▸ **Aim of the task**
Return all lines of the data in which the string "description" occurs.

=== Begin Enclosure ===

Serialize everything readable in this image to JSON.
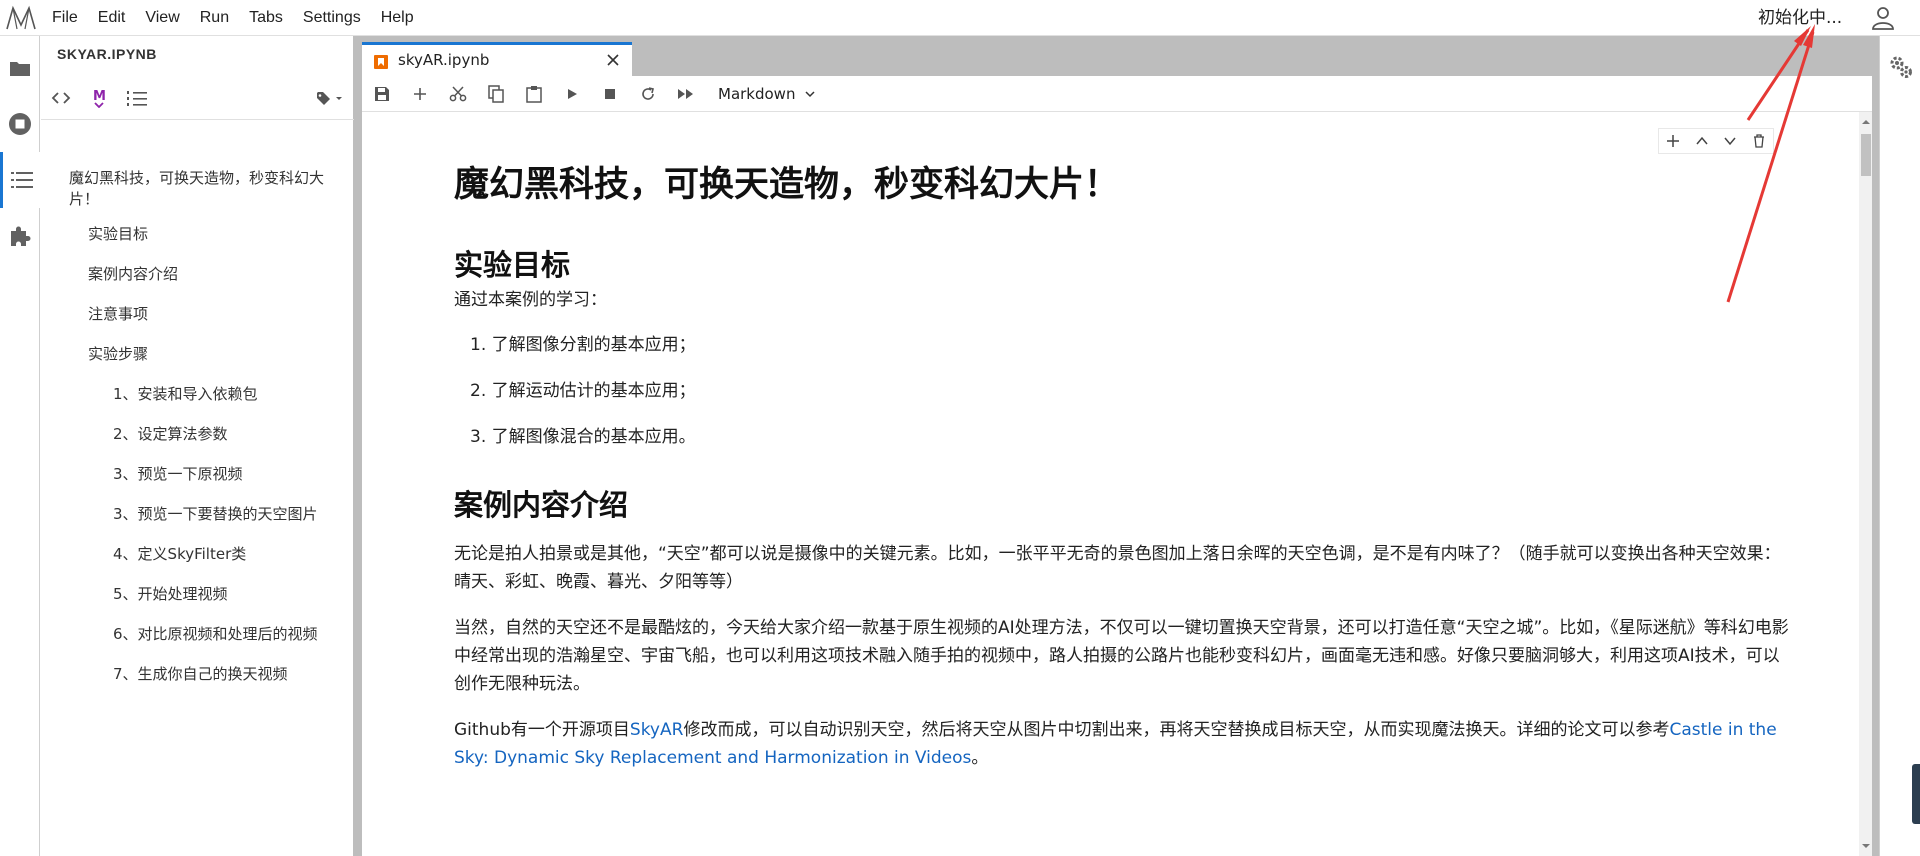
{
  "menu": [
    "File",
    "Edit",
    "View",
    "Run",
    "Tabs",
    "Settings",
    "Help"
  ],
  "kernel_status": "初始化中...",
  "icons": {
    "logo": "modelarts-logo",
    "user": "user-icon",
    "activity": [
      "folder-icon",
      "stop-circle-icon",
      "list-icon",
      "puzzle-icon"
    ],
    "property_inspector": "gear-icon"
  },
  "toc": {
    "title": "SKYAR.IPYNB",
    "entries": [
      {
        "text": "魔幻黑科技，可换天造物，秒变科幻大片！",
        "level": 1
      },
      {
        "text": "实验目标",
        "level": 2
      },
      {
        "text": "案例内容介绍",
        "level": 2
      },
      {
        "text": "注意事项",
        "level": 2
      },
      {
        "text": "实验步骤",
        "level": 2
      },
      {
        "text": "1、安装和导入依赖包",
        "level": 3
      },
      {
        "text": "2、设定算法参数",
        "level": 3
      },
      {
        "text": "3、预览一下原视频",
        "level": 3
      },
      {
        "text": "3、预览一下要替换的天空图片",
        "level": 3
      },
      {
        "text": "4、定义SkyFilter类",
        "level": 3
      },
      {
        "text": "5、开始处理视频",
        "level": 3
      },
      {
        "text": "6、对比原视频和处理后的视频",
        "level": 3
      },
      {
        "text": "7、生成你自己的换天视频",
        "level": 3
      }
    ]
  },
  "tab": {
    "label": "skyAR.ipynb"
  },
  "notebook_toolbar": {
    "cell_type": "Markdown"
  },
  "doc": {
    "title": "魔幻黑科技，可换天造物，秒变科幻大片！",
    "section1": "实验目标",
    "intro": "通过本案例的学习：",
    "list": [
      "1. 了解图像分割的基本应用；",
      "2. 了解运动估计的基本应用；",
      "3. 了解图像混合的基本应用。"
    ],
    "section2": "案例内容介绍",
    "para1": "无论是拍人拍景或是其他，“天空”都可以说是摄像中的关键元素。比如，一张平平无奇的景色图加上落日余晖的天空色调，是不是有内味了？（随手就可以变换出各种天空效果：晴天、彩虹、晚霞、暮光、夕阳等等）",
    "para2": "当然，自然的天空还不是最酷炫的，今天给大家介绍一款基于原生视频的AI处理方法，不仅可以一键切置换天空背景，还可以打造任意“天空之城”。比如，《星际迷航》等科幻电影中经常出现的浩瀚星空、宇宙飞船，也可以利用这项技术融入随手拍的视频中，路人拍摄的公路片也能秒变科幻片，画面毫无违和感。好像只要脑洞够大，利用这项AI技术，可以创作无限种玩法。",
    "para3_a": "Github有一个开源项目",
    "para3_link1": "SkyAR",
    "para3_b": "修改而成，可以自动识别天空，然后将天空从图片中切割出来，再将天空替换成目标天空，从而实现魔法换天。详细的论文可以参考",
    "para3_link2": "Castle in the Sky: Dynamic Sky Replacement and Harmonization in Videos",
    "para3_c": "。"
  },
  "colors": {
    "accent": "#1976d2",
    "link": "#1565c0",
    "annotation": "#e53935"
  }
}
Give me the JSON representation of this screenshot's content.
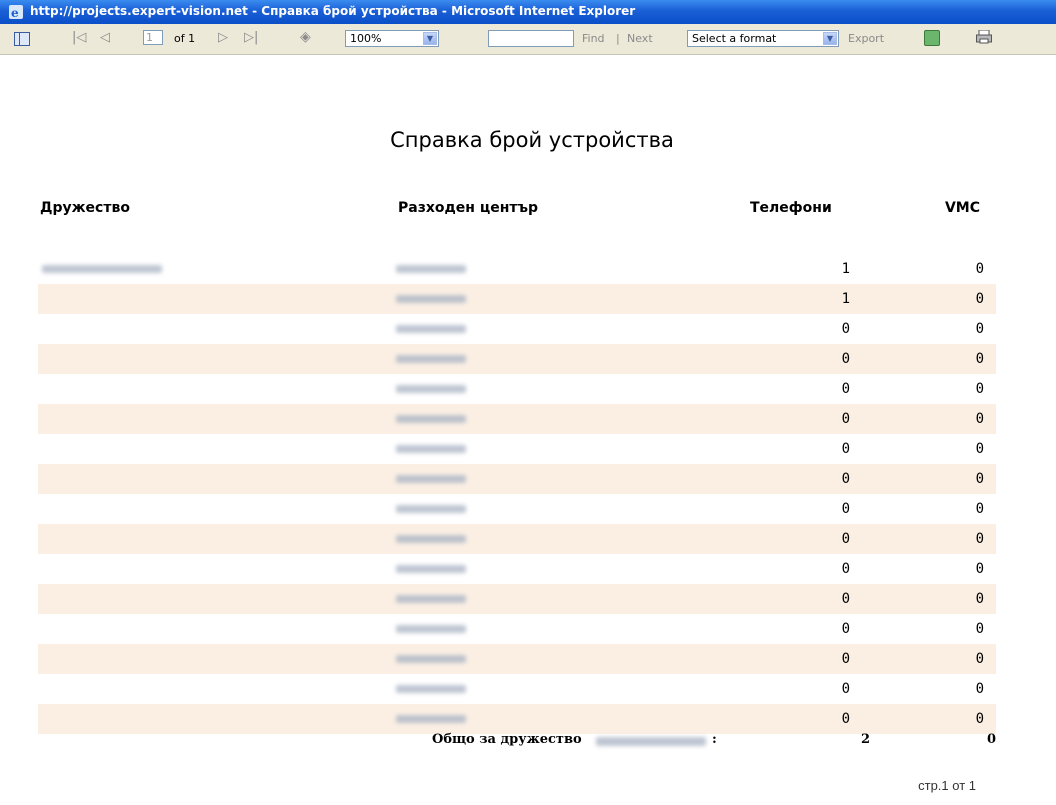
{
  "window": {
    "title": "http://projects.expert-vision.net - Справка брой устройства - Microsoft Internet Explorer"
  },
  "toolbar": {
    "page_current": "1",
    "page_of": "of 1",
    "zoom_value": "100%",
    "find_value": "",
    "find_label": "Find",
    "separator": "|",
    "next_label": "Next",
    "format_value": "Select a format",
    "export_label": "Export",
    "icons": {
      "doc_map": "document-map-icon",
      "first": "first-page-icon",
      "prev": "previous-page-icon",
      "next": "next-page-icon",
      "last": "last-page-icon",
      "back": "back-to-parent-icon",
      "refresh": "refresh-icon",
      "print": "print-icon"
    }
  },
  "report": {
    "title": "Справка брой устройства",
    "columns": {
      "company": "Дружество",
      "cost_center": "Разходен център",
      "phones": "Телефони",
      "vmc": "VMC"
    },
    "rows": [
      {
        "phones": "1",
        "vmc": "0"
      },
      {
        "phones": "1",
        "vmc": "0"
      },
      {
        "phones": "0",
        "vmc": "0"
      },
      {
        "phones": "0",
        "vmc": "0"
      },
      {
        "phones": "0",
        "vmc": "0"
      },
      {
        "phones": "0",
        "vmc": "0"
      },
      {
        "phones": "0",
        "vmc": "0"
      },
      {
        "phones": "0",
        "vmc": "0"
      },
      {
        "phones": "0",
        "vmc": "0"
      },
      {
        "phones": "0",
        "vmc": "0"
      },
      {
        "phones": "0",
        "vmc": "0"
      },
      {
        "phones": "0",
        "vmc": "0"
      },
      {
        "phones": "0",
        "vmc": "0"
      },
      {
        "phones": "0",
        "vmc": "0"
      },
      {
        "phones": "0",
        "vmc": "0"
      },
      {
        "phones": "0",
        "vmc": "0"
      }
    ],
    "total": {
      "label": "Общо за дружество",
      "colon": ":",
      "phones": "2",
      "vmc": "0"
    },
    "page_footer": "стр.1 от 1"
  },
  "colors": {
    "titlebar": "#0b4fc8",
    "toolbar": "#ece9d8",
    "alt_row": "#fbefe4"
  }
}
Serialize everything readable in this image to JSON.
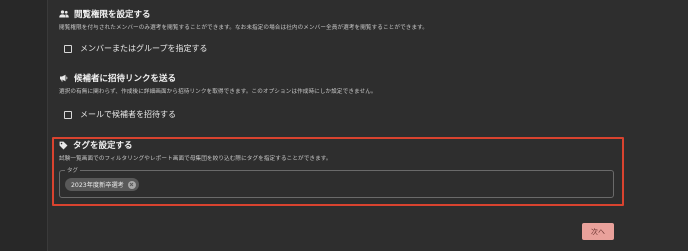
{
  "access": {
    "title": "閲覧権限を設定する",
    "description": "閲覧権限を付与されたメンバーのみ選考を閲覧することができます。なお未指定の場合は社内のメンバー全員が選考を閲覧することができます。",
    "checkbox_label": "メンバーまたはグループを指定する",
    "checked": false
  },
  "invite": {
    "title": "候補者に招待リンクを送る",
    "description": "選択の有無に関わらず、作成後に詳細画面から招待リンクを取得できます。このオプションは作成時にしか設定できません。",
    "checkbox_label": "メールで候補者を招待する",
    "checked": false
  },
  "tags": {
    "title": "タグを設定する",
    "description": "試験一覧画面でのフィルタリングやレポート画面で母集団を絞り込む際にタグを指定することができます。",
    "field_label": "タグ",
    "chips": [
      "2023年度新卒選考"
    ]
  },
  "footer": {
    "next_label": "次へ"
  },
  "colors": {
    "background": "#2e2e2e",
    "highlight": "#d9432f",
    "primary_button": "#e9a19b"
  },
  "icons": {
    "access": "people-icon",
    "invite": "megaphone-icon",
    "tags": "tag-icon",
    "chip_delete": "close-circle-icon"
  }
}
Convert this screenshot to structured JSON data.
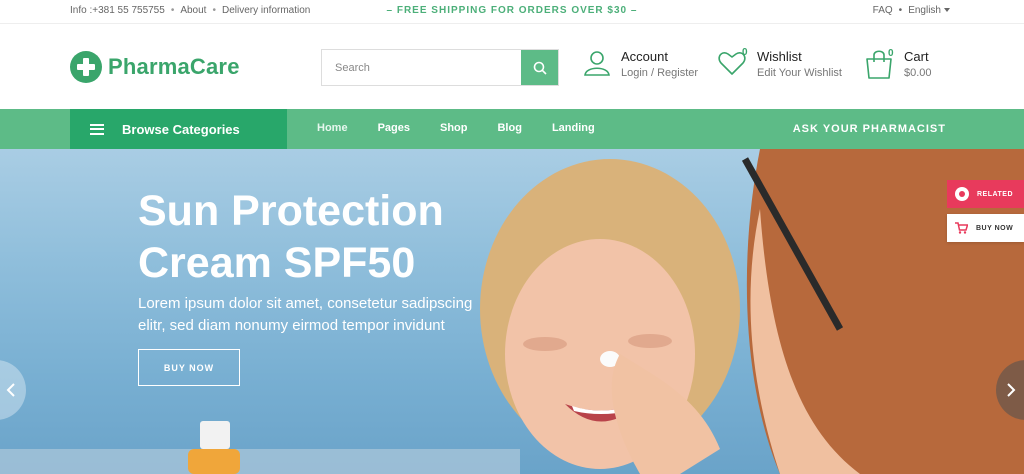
{
  "topbar": {
    "info": "Info :+381 55 755755",
    "about": "About",
    "delivery": "Delivery information",
    "shipping": "– FREE SHIPPING FOR ORDERS OVER $30 –",
    "faq": "FAQ",
    "language": "English"
  },
  "header": {
    "logo_text": "PharmaCare",
    "search_placeholder": "Search",
    "account_title": "Account",
    "account_sub": "Login / Register",
    "wishlist_title": "Wishlist",
    "wishlist_sub": "Edit Your Wishlist",
    "wishlist_count": "0",
    "cart_title": "Cart",
    "cart_total": "$0.00",
    "cart_count": "0"
  },
  "nav": {
    "browse": "Browse Categories",
    "items": [
      "Home",
      "Pages",
      "Shop",
      "Blog",
      "Landing"
    ],
    "ask": "ASK YOUR PHARMACIST"
  },
  "hero": {
    "title": "Sun Protection Cream SPF50",
    "subtitle": "Lorem ipsum dolor sit amet, consetetur sadipscing elitr, sed diam nonumy eirmod tempor invidunt",
    "button": "BUY NOW"
  },
  "side": {
    "related": "RELATED",
    "buy_now": "BUY NOW"
  },
  "colors": {
    "brand": "#3aa56b",
    "nav": "#5dbb87",
    "browse": "#28a76a",
    "related": "#e83a5c"
  }
}
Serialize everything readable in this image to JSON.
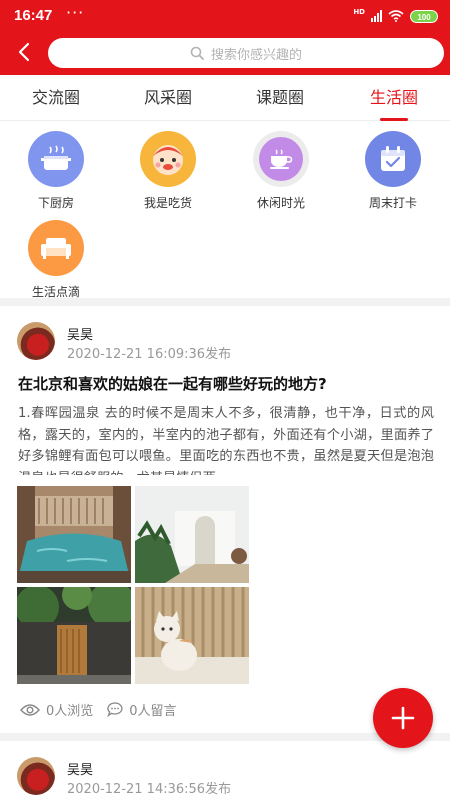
{
  "status_bar": {
    "time": "16:47",
    "dots": "···",
    "battery": "100"
  },
  "search": {
    "placeholder": "搜索你感兴趣的"
  },
  "tabs": [
    {
      "label": "交流圈",
      "active": false
    },
    {
      "label": "风采圈",
      "active": false
    },
    {
      "label": "课题圈",
      "active": false
    },
    {
      "label": "生活圈",
      "active": true
    }
  ],
  "categories": [
    {
      "label": "下厨房",
      "icon": "cooking-pot-icon",
      "color": "#7f95ee"
    },
    {
      "label": "我是吃货",
      "icon": "foodie-mascot-icon",
      "color": "#f7b53c"
    },
    {
      "label": "休闲时光",
      "icon": "coffee-cup-icon",
      "color": "#c28be8"
    },
    {
      "label": "周末打卡",
      "icon": "calendar-check-icon",
      "color": "#7286e6"
    },
    {
      "label": "生活点滴",
      "icon": "sofa-icon",
      "color": "#fb9a42"
    }
  ],
  "posts": [
    {
      "user": "吴昊",
      "time": "2020-12-21 16:09:36发布",
      "title": "在北京和喜欢的姑娘在一起有哪些好玩的地方?",
      "body": "1.春晖园温泉 去的时候不是周末人不多，很清静，也干净，日式的风格，露天的，室内的，半室内的池子都有，外面还有个小湖，里面养了好多锦鲤有面包可以喂鱼。里面吃的东西也不贵，虽然是夏天但是泡泡温泉也是很舒服的，尤其是情侣两…",
      "views": "0人浏览",
      "comments": "0人留言"
    },
    {
      "user": "吴昊",
      "time": "2020-12-21 14:36:56发布"
    }
  ],
  "colors": {
    "brand": "#e4141b"
  }
}
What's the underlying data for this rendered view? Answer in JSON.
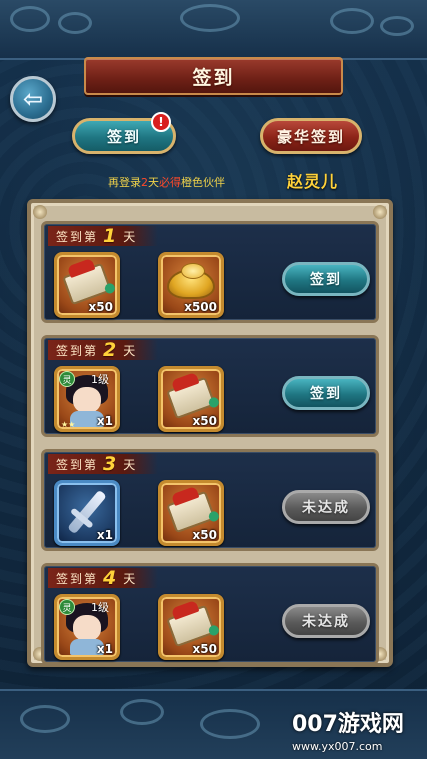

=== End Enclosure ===

▸ **Final answer**
    "description": "閲覧権限を付与されたメンバーのみ選考を閲覧することができます。なお未指定の場合は社内のメンバー全員が選考を閲覧することができます。",
    "description": "選択の有無に関わらず、作成後に詳細画面から招待リンクを取得できます。このオプションは作成時にしか設定できません。",
    "description": "試験一覧画面でのフィルタリングやレポート画面で母集団を絞り込む際にタグを指定することができます。",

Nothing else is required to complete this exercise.